## GIVEN RECORDS
##############################

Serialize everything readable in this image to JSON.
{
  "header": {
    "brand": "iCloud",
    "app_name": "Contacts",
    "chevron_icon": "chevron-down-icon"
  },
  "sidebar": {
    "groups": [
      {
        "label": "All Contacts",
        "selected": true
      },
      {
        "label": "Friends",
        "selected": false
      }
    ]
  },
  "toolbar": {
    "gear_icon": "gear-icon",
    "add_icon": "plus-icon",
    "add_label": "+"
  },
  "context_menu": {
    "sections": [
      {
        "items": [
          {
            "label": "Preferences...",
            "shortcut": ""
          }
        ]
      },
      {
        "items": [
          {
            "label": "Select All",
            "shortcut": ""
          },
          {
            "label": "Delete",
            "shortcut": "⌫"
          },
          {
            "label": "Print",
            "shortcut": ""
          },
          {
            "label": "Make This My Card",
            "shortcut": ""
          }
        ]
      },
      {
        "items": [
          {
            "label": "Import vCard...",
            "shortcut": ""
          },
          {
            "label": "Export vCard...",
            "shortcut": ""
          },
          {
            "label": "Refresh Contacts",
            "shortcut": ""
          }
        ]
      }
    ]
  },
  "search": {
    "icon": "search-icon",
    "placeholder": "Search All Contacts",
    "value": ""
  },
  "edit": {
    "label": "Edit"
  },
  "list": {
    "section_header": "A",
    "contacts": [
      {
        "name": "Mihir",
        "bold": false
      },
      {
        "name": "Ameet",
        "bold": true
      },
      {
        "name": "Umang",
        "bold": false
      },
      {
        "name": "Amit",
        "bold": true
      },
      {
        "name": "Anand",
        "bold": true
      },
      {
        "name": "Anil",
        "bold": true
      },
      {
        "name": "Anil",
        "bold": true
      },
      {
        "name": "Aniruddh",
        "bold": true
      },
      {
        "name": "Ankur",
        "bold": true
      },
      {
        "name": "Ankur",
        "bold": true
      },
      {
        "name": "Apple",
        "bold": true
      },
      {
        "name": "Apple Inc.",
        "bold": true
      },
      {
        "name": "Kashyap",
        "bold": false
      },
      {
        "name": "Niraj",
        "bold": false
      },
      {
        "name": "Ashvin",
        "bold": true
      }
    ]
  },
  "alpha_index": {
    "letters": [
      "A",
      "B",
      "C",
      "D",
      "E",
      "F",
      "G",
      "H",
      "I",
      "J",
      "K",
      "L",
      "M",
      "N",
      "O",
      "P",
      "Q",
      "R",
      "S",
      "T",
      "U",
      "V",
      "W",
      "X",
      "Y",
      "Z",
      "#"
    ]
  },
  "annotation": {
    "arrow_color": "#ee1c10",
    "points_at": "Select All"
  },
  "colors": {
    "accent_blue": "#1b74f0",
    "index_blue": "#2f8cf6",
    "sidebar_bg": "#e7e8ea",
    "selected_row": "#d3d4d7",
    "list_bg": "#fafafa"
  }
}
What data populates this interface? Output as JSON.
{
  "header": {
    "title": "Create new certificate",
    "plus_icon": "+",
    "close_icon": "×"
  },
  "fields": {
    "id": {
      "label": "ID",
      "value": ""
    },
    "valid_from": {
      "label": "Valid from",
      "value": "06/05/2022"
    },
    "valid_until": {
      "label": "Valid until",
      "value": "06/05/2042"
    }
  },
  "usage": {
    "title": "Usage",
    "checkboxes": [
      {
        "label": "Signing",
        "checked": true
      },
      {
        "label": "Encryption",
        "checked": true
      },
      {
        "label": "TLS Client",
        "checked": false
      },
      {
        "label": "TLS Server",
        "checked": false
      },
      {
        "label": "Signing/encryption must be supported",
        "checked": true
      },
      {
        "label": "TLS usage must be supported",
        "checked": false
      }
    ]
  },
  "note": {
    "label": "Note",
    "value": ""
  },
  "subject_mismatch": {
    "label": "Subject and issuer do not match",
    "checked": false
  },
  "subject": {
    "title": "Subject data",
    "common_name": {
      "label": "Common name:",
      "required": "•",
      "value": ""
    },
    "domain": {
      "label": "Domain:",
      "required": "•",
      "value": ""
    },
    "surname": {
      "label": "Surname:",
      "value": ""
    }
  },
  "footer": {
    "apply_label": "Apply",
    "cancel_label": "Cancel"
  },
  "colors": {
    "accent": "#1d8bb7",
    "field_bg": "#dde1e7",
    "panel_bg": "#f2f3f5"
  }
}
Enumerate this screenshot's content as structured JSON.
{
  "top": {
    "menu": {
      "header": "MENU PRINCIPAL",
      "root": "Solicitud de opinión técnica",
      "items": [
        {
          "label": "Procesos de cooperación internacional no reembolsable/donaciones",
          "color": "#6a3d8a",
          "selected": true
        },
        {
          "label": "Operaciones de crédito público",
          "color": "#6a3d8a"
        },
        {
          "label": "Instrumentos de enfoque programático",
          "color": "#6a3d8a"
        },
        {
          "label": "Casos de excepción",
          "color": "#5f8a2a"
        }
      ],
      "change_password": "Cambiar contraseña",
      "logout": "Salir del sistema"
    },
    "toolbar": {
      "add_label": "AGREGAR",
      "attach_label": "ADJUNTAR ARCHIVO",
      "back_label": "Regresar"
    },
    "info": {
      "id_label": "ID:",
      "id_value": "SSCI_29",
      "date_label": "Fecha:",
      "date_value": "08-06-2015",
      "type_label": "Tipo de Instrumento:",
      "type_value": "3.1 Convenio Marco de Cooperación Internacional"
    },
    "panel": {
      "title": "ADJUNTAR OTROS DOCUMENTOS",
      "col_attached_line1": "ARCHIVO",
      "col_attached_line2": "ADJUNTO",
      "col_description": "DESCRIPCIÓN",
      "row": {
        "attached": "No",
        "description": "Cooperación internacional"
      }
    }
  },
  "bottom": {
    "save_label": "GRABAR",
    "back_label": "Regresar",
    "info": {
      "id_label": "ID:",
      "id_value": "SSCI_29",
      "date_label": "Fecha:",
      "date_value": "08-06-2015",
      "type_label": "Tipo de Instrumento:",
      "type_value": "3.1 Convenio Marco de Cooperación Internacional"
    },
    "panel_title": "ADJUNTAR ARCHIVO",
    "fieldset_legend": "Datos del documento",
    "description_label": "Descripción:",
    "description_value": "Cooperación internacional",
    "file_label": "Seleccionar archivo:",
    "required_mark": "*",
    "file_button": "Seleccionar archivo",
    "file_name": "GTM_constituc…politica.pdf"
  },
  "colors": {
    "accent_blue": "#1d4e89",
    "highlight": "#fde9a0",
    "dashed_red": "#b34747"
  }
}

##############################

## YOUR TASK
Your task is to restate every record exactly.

## EXERCISE SOLUTION
Serialize everything readable in this image to JSON.
{
  "header": {
    "brand": "iCloud",
    "app_name": "Contacts",
    "chevron_icon": "chevron-down-icon"
  },
  "sidebar": {
    "groups": [
      {
        "label": "All Contacts",
        "selected": true
      },
      {
        "label": "Friends",
        "selected": false
      }
    ]
  },
  "toolbar": {
    "gear_icon": "gear-icon",
    "add_icon": "plus-icon",
    "add_label": "+"
  },
  "context_menu": {
    "sections": [
      {
        "items": [
          {
            "label": "Preferences...",
            "shortcut": ""
          }
        ]
      },
      {
        "items": [
          {
            "label": "Select All",
            "shortcut": ""
          },
          {
            "label": "Delete",
            "shortcut": "⌫"
          },
          {
            "label": "Print",
            "shortcut": ""
          },
          {
            "label": "Make This My Card",
            "shortcut": ""
          }
        ]
      },
      {
        "items": [
          {
            "label": "Import vCard...",
            "shortcut": ""
          },
          {
            "label": "Export vCard...",
            "shortcut": ""
          },
          {
            "label": "Refresh Contacts",
            "shortcut": ""
          }
        ]
      }
    ]
  },
  "search": {
    "icon": "search-icon",
    "placeholder": "Search All Contacts",
    "value": ""
  },
  "edit": {
    "label": "Edit"
  },
  "list": {
    "section_header": "A",
    "contacts": [
      {
        "name": "Mihir",
        "bold": false
      },
      {
        "name": "Ameet",
        "bold": true
      },
      {
        "name": "Umang",
        "bold": false
      },
      {
        "name": "Amit",
        "bold": true
      },
      {
        "name": "Anand",
        "bold": true
      },
      {
        "name": "Anil",
        "bold": true
      },
      {
        "name": "Anil",
        "bold": true
      },
      {
        "name": "Aniruddh",
        "bold": true
      },
      {
        "name": "Ankur",
        "bold": true
      },
      {
        "name": "Ankur",
        "bold": true
      },
      {
        "name": "Apple",
        "bold": true
      },
      {
        "name": "Apple Inc.",
        "bold": true
      },
      {
        "name": "Kashyap",
        "bold": false
      },
      {
        "name": "Niraj",
        "bold": false
      },
      {
        "name": "Ashvin",
        "bold": true
      }
    ]
  },
  "alpha_index": {
    "letters": [
      "A",
      "B",
      "C",
      "D",
      "E",
      "F",
      "G",
      "H",
      "I",
      "J",
      "K",
      "L",
      "M",
      "N",
      "O",
      "P",
      "Q",
      "R",
      "S",
      "T",
      "U",
      "V",
      "W",
      "X",
      "Y",
      "Z",
      "#"
    ]
  },
  "annotation": {
    "arrow_color": "#ee1c10",
    "points_at": "Select All"
  },
  "colors": {
    "accent_blue": "#1b74f0",
    "index_blue": "#2f8cf6",
    "sidebar_bg": "#e7e8ea",
    "selected_row": "#d3d4d7",
    "list_bg": "#fafafa"
  }
}
What data populates this interface? Output as JSON.
{
  "header": {
    "title": "Create new certificate",
    "plus_icon": "+",
    "close_icon": "×"
  },
  "fields": {
    "id": {
      "label": "ID",
      "value": ""
    },
    "valid_from": {
      "label": "Valid from",
      "value": "06/05/2022"
    },
    "valid_until": {
      "label": "Valid until",
      "value": "06/05/2042"
    }
  },
  "usage": {
    "title": "Usage",
    "checkboxes": [
      {
        "label": "Signing",
        "checked": true
      },
      {
        "label": "Encryption",
        "checked": true
      },
      {
        "label": "TLS Client",
        "checked": false
      },
      {
        "label": "TLS Server",
        "checked": false
      },
      {
        "label": "Signing/encryption must be supported",
        "checked": true
      },
      {
        "label": "TLS usage must be supported",
        "checked": false
      }
    ]
  },
  "note": {
    "label": "Note",
    "value": ""
  },
  "subject_mismatch": {
    "label": "Subject and issuer do not match",
    "checked": false
  },
  "subject": {
    "title": "Subject data",
    "common_name": {
      "label": "Common name:",
      "required": "•",
      "value": ""
    },
    "domain": {
      "label": "Domain:",
      "required": "•",
      "value": ""
    },
    "surname": {
      "label": "Surname:",
      "value": ""
    }
  },
  "footer": {
    "apply_label": "Apply",
    "cancel_label": "Cancel"
  },
  "colors": {
    "accent": "#1d8bb7",
    "field_bg": "#dde1e7",
    "panel_bg": "#f2f3f5"
  }
}
Enumerate this screenshot's content as structured JSON.
{
  "top": {
    "menu": {
      "header": "MENU PRINCIPAL",
      "root": "Solicitud de opinión técnica",
      "items": [
        {
          "label": "Procesos de cooperación internacional no reembolsable/donaciones",
          "color": "#6a3d8a",
          "selected": true
        },
        {
          "label": "Operaciones de crédito público",
          "color": "#6a3d8a"
        },
        {
          "label": "Instrumentos de enfoque programático",
          "color": "#6a3d8a"
        },
        {
          "label": "Casos de excepción",
          "color": "#5f8a2a"
        }
      ],
      "change_password": "Cambiar contraseña",
      "logout": "Salir del sistema"
    },
    "toolbar": {
      "add_label": "AGREGAR",
      "attach_label": "ADJUNTAR ARCHIVO",
      "back_label": "Regresar"
    },
    "info": {
      "id_label": "ID:",
      "id_value": "SSCI_29",
      "date_label": "Fecha:",
      "date_value": "08-06-2015",
      "type_label": "Tipo de Instrumento:",
      "type_value": "3.1 Convenio Marco de Cooperación Internacional"
    },
    "panel": {
      "title": "ADJUNTAR OTROS DOCUMENTOS",
      "col_attached_line1": "ARCHIVO",
      "col_attached_line2": "ADJUNTO",
      "col_description": "DESCRIPCIÓN",
      "row": {
        "attached": "No",
        "description": "Cooperación internacional"
      }
    }
  },
  "bottom": {
    "save_label": "GRABAR",
    "back_label": "Regresar",
    "info": {
      "id_label": "ID:",
      "id_value": "SSCI_29",
      "date_label": "Fecha:",
      "date_value": "08-06-2015",
      "type_label": "Tipo de Instrumento:",
      "type_value": "3.1 Convenio Marco de Cooperación Internacional"
    },
    "panel_title": "ADJUNTAR ARCHIVO",
    "fieldset_legend": "Datos del documento",
    "description_label": "Descripción:",
    "description_value": "Cooperación internacional",
    "file_label": "Seleccionar archivo:",
    "required_mark": "*",
    "file_button": "Seleccionar archivo",
    "file_name": "GTM_constituc…politica.pdf"
  },
  "colors": {
    "accent_blue": "#1d4e89",
    "highlight": "#fde9a0",
    "dashed_red": "#b34747"
  }
}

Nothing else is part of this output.